ABOUT THIS TASK -> Every line below should be given again without alteration.

BEGIN DATA SUPPLIED

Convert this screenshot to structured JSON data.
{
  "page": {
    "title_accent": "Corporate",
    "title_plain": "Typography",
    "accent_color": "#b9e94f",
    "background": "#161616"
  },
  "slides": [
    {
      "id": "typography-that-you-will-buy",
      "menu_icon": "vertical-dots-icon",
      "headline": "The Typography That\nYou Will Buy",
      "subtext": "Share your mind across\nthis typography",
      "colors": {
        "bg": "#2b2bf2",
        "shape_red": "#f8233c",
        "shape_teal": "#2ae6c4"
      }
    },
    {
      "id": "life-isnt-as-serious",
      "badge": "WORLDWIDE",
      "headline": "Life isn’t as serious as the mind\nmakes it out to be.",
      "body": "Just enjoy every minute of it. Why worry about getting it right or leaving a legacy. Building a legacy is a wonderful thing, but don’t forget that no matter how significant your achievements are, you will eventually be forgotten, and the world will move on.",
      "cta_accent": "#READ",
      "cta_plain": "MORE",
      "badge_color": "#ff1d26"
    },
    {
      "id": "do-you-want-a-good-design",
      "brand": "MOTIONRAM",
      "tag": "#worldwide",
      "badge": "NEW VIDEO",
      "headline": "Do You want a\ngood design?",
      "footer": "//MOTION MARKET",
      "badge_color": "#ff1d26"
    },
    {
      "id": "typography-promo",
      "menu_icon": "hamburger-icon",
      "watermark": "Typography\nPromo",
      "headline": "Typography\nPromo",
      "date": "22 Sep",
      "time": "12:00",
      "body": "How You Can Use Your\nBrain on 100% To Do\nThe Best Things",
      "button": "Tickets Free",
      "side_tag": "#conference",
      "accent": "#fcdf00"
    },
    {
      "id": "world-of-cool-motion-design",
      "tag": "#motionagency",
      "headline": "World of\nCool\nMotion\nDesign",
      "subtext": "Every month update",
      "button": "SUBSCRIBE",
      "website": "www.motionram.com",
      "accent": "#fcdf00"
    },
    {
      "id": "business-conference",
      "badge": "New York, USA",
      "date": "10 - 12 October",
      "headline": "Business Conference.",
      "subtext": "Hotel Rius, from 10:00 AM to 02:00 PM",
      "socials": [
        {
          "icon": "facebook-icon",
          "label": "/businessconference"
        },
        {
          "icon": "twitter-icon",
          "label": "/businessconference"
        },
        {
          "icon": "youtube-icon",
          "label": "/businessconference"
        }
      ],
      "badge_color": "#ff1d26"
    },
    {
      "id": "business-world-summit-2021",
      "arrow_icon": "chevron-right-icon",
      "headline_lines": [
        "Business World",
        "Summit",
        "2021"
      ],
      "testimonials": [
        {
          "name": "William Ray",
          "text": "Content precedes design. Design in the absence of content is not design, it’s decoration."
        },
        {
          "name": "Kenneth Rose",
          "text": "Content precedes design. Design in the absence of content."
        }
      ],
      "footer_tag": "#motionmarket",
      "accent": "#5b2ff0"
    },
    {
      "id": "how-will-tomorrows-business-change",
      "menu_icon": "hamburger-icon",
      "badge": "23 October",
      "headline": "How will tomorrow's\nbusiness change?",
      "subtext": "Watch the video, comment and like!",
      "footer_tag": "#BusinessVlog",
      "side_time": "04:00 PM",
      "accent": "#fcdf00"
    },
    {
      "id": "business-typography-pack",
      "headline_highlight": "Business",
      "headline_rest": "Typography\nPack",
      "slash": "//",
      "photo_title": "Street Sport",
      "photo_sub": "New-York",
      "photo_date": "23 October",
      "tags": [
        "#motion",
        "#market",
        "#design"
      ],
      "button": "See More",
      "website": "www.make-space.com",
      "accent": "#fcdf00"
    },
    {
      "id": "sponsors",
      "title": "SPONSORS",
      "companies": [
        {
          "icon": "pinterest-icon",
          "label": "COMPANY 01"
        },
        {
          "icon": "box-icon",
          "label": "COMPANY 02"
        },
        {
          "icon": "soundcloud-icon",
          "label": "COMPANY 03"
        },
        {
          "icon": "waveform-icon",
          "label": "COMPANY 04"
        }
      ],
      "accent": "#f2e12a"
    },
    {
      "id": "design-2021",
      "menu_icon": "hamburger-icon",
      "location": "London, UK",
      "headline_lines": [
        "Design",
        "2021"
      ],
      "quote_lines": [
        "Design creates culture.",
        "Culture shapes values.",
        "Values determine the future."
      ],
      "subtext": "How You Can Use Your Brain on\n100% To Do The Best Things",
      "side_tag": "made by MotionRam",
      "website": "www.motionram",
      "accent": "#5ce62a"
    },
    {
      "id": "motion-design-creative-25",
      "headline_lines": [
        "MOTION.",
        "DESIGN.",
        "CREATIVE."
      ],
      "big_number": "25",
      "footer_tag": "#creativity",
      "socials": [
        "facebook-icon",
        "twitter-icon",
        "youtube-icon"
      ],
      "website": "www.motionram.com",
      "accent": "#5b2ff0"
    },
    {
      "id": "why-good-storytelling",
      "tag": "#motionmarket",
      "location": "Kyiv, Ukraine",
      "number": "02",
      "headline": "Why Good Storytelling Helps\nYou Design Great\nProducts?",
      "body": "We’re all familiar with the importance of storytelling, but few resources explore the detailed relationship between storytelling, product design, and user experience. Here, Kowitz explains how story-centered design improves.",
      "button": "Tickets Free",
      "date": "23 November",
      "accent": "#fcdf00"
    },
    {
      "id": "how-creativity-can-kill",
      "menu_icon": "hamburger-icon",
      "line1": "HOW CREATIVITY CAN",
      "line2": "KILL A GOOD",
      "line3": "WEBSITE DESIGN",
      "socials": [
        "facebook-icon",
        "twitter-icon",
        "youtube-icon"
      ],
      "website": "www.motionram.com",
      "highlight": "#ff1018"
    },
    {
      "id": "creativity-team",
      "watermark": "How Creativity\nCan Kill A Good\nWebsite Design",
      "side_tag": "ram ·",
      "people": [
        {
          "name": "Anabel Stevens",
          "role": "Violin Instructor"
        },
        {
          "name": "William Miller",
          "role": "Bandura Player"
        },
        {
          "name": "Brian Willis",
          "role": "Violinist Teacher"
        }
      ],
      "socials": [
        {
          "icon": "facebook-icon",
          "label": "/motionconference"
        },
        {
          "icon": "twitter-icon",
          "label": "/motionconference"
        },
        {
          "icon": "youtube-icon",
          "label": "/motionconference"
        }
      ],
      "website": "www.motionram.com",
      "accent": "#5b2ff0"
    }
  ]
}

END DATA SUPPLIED

EXERCISE SOLUTION ->
Convert this screenshot to structured JSON data.
{
  "page": {
    "title_accent": "Corporate",
    "title_plain": "Typography",
    "accent_color": "#b9e94f",
    "background": "#161616"
  },
  "slides": [
    {
      "id": "typography-that-you-will-buy",
      "menu_icon": "vertical-dots-icon",
      "headline": "The Typography That\nYou Will Buy",
      "subtext": "Share your mind across\nthis typography",
      "colors": {
        "bg": "#2b2bf2",
        "shape_red": "#f8233c",
        "shape_teal": "#2ae6c4"
      }
    },
    {
      "id": "life-isnt-as-serious",
      "badge": "WORLDWIDE",
      "headline": "Life isn’t as serious as the mind\nmakes it out to be.",
      "body": "Just enjoy every minute of it. Why worry about getting it right or leaving a legacy. Building a legacy is a wonderful thing, but don’t forget that no matter how significant your achievements are, you will eventually be forgotten, and the world will move on.",
      "cta_accent": "#READ",
      "cta_plain": "MORE",
      "badge_color": "#ff1d26"
    },
    {
      "id": "do-you-want-a-good-design",
      "brand": "MOTIONRAM",
      "tag": "#worldwide",
      "badge": "NEW VIDEO",
      "headline": "Do You want a\ngood design?",
      "footer": "//MOTION MARKET",
      "badge_color": "#ff1d26"
    },
    {
      "id": "typography-promo",
      "menu_icon": "hamburger-icon",
      "watermark": "Typography\nPromo",
      "headline": "Typography\nPromo",
      "date": "22 Sep",
      "time": "12:00",
      "body": "How You Can Use Your\nBrain on 100% To Do\nThe Best Things",
      "button": "Tickets Free",
      "side_tag": "#conference",
      "accent": "#fcdf00"
    },
    {
      "id": "world-of-cool-motion-design",
      "tag": "#motionagency",
      "headline": "World of\nCool\nMotion\nDesign",
      "subtext": "Every month update",
      "button": "SUBSCRIBE",
      "website": "www.motionram.com",
      "accent": "#fcdf00"
    },
    {
      "id": "business-conference",
      "badge": "New York, USA",
      "date": "10 - 12 October",
      "headline": "Business Conference.",
      "subtext": "Hotel Rius, from 10:00 AM to 02:00 PM",
      "socials": [
        {
          "icon": "facebook-icon",
          "label": "/businessconference"
        },
        {
          "icon": "twitter-icon",
          "label": "/businessconference"
        },
        {
          "icon": "youtube-icon",
          "label": "/businessconference"
        }
      ],
      "badge_color": "#ff1d26"
    },
    {
      "id": "business-world-summit-2021",
      "arrow_icon": "chevron-right-icon",
      "headline_lines": [
        "Business World",
        "Summit",
        "2021"
      ],
      "testimonials": [
        {
          "name": "William Ray",
          "text": "Content precedes design. Design in the absence of content is not design, it’s decoration."
        },
        {
          "name": "Kenneth Rose",
          "text": "Content precedes design. Design in the absence of content."
        }
      ],
      "footer_tag": "#motionmarket",
      "accent": "#5b2ff0"
    },
    {
      "id": "how-will-tomorrows-business-change",
      "menu_icon": "hamburger-icon",
      "badge": "23 October",
      "headline": "How will tomorrow's\nbusiness change?",
      "subtext": "Watch the video, comment and like!",
      "footer_tag": "#BusinessVlog",
      "side_time": "04:00 PM",
      "accent": "#fcdf00"
    },
    {
      "id": "business-typography-pack",
      "headline_highlight": "Business",
      "headline_rest": "Typography\nPack",
      "slash": "//",
      "photo_title": "Street Sport",
      "photo_sub": "New-York",
      "photo_date": "23 October",
      "tags": [
        "#motion",
        "#market",
        "#design"
      ],
      "button": "See More",
      "website": "www.make-space.com",
      "accent": "#fcdf00"
    },
    {
      "id": "sponsors",
      "title": "SPONSORS",
      "companies": [
        {
          "icon": "pinterest-icon",
          "label": "COMPANY 01"
        },
        {
          "icon": "box-icon",
          "label": "COMPANY 02"
        },
        {
          "icon": "soundcloud-icon",
          "label": "COMPANY 03"
        },
        {
          "icon": "waveform-icon",
          "label": "COMPANY 04"
        }
      ],
      "accent": "#f2e12a"
    },
    {
      "id": "design-2021",
      "menu_icon": "hamburger-icon",
      "location": "London, UK",
      "headline_lines": [
        "Design",
        "2021"
      ],
      "quote_lines": [
        "Design creates culture.",
        "Culture shapes values.",
        "Values determine the future."
      ],
      "subtext": "How You Can Use Your Brain on\n100% To Do The Best Things",
      "side_tag": "made by MotionRam",
      "website": "www.motionram",
      "accent": "#5ce62a"
    },
    {
      "id": "motion-design-creative-25",
      "headline_lines": [
        "MOTION.",
        "DESIGN.",
        "CREATIVE."
      ],
      "big_number": "25",
      "footer_tag": "#creativity",
      "socials": [
        "facebook-icon",
        "twitter-icon",
        "youtube-icon"
      ],
      "website": "www.motionram.com",
      "accent": "#5b2ff0"
    },
    {
      "id": "why-good-storytelling",
      "tag": "#motionmarket",
      "location": "Kyiv, Ukraine",
      "number": "02",
      "headline": "Why Good Storytelling Helps\nYou Design Great\nProducts?",
      "body": "We’re all familiar with the importance of storytelling, but few resources explore the detailed relationship between storytelling, product design, and user experience. Here, Kowitz explains how story-centered design improves.",
      "button": "Tickets Free",
      "date": "23 November",
      "accent": "#fcdf00"
    },
    {
      "id": "how-creativity-can-kill",
      "menu_icon": "hamburger-icon",
      "line1": "HOW CREATIVITY CAN",
      "line2": "KILL A GOOD",
      "line3": "WEBSITE DESIGN",
      "socials": [
        "facebook-icon",
        "twitter-icon",
        "youtube-icon"
      ],
      "website": "www.motionram.com",
      "highlight": "#ff1018"
    },
    {
      "id": "creativity-team",
      "watermark": "How Creativity\nCan Kill A Good\nWebsite Design",
      "side_tag": "ram ·",
      "people": [
        {
          "name": "Anabel Stevens",
          "role": "Violin Instructor"
        },
        {
          "name": "William Miller",
          "role": "Bandura Player"
        },
        {
          "name": "Brian Willis",
          "role": "Violinist Teacher"
        }
      ],
      "socials": [
        {
          "icon": "facebook-icon",
          "label": "/motionconference"
        },
        {
          "icon": "twitter-icon",
          "label": "/motionconference"
        },
        {
          "icon": "youtube-icon",
          "label": "/motionconference"
        }
      ],
      "website": "www.motionram.com",
      "accent": "#5b2ff0"
    }
  ]
}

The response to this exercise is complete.